"As the conversation evolved, I realized, He's really famous!" Grossman told Daily Intel by phone this morning. "So I said, 'What was your name again?'"

"I was on a fairly sparsely populated subway car, and I was sitting in the corner," she explained. "At Canal Street, a surge of people got on, and since my son was in the buildings on 9/11, my first reaction was that there had been a disaster upstairs. But everyone was laughing and smiling. My second reaction was, 'Oh there's a flash mob.'

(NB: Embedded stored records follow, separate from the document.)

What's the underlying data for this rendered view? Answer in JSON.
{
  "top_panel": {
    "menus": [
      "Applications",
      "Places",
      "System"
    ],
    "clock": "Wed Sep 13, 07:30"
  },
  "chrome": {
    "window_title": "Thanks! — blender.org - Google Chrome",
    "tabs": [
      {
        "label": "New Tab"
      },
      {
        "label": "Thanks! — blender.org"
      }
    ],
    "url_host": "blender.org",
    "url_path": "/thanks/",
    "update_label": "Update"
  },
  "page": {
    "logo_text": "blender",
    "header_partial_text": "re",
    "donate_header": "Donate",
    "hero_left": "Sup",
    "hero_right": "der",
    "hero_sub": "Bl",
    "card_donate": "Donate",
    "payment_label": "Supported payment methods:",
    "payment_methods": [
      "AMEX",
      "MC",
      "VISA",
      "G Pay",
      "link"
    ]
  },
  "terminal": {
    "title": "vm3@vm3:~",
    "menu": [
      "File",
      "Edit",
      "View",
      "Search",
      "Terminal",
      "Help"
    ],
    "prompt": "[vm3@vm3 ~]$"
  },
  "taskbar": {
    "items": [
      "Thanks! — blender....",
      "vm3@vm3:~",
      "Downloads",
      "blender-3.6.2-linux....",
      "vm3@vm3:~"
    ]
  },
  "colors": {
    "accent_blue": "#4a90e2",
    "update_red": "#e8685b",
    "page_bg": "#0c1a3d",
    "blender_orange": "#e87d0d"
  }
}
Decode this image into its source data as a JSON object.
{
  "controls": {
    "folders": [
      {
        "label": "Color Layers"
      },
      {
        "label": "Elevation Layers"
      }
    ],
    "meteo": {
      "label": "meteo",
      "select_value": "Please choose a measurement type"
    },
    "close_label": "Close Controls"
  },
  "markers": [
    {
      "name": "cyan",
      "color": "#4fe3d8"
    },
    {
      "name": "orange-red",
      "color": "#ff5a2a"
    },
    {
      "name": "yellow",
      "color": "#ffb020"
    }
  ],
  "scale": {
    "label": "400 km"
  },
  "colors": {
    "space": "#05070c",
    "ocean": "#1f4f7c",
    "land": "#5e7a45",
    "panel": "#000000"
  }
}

"They were filming this one guy that I didn't recognize, which is why I said, 'Are you famous?'" she recalled. When he finally said Jay-Z, it clicked. "I thought about R&B ... rap, that music, which I listen to occasionally because I want to be in touch." Her knowledge of hip-hop, though, is dated. "LL Cool ... Ice Cube — it's old stuff."

Grossman, a Brooklyn native, was shown the film when its producers asked her to sign a waiver. "I loved it! It was very energizing talking to Jay-Z. Just who he is, not having to do with all the cameras, but he really, genuinely spreads an aura of empowerment around him," she gushed. "And I suspect he was always able to do that even before fame. It's not just directed at younger people. I picked up that feeling, too."

Now that the clip has taken off, "my friends have all gotten in touch with me, and I have a zillion requests to be Facebook friends with people," said Grossman. Her jealous 12-year-old granddaughter said, "I wish I could hang out with Jay-Z, too." And yes, she'd definitely be willing to collaborate with Jay, suggesting that maybe her work with chain-link fences would match his aesthetic. "I don't think I'm capable of altering what I do to tailor to him, but I think there might be some intersection," she said.

But she'd settle for watching him in action. "Now I want to see the show!"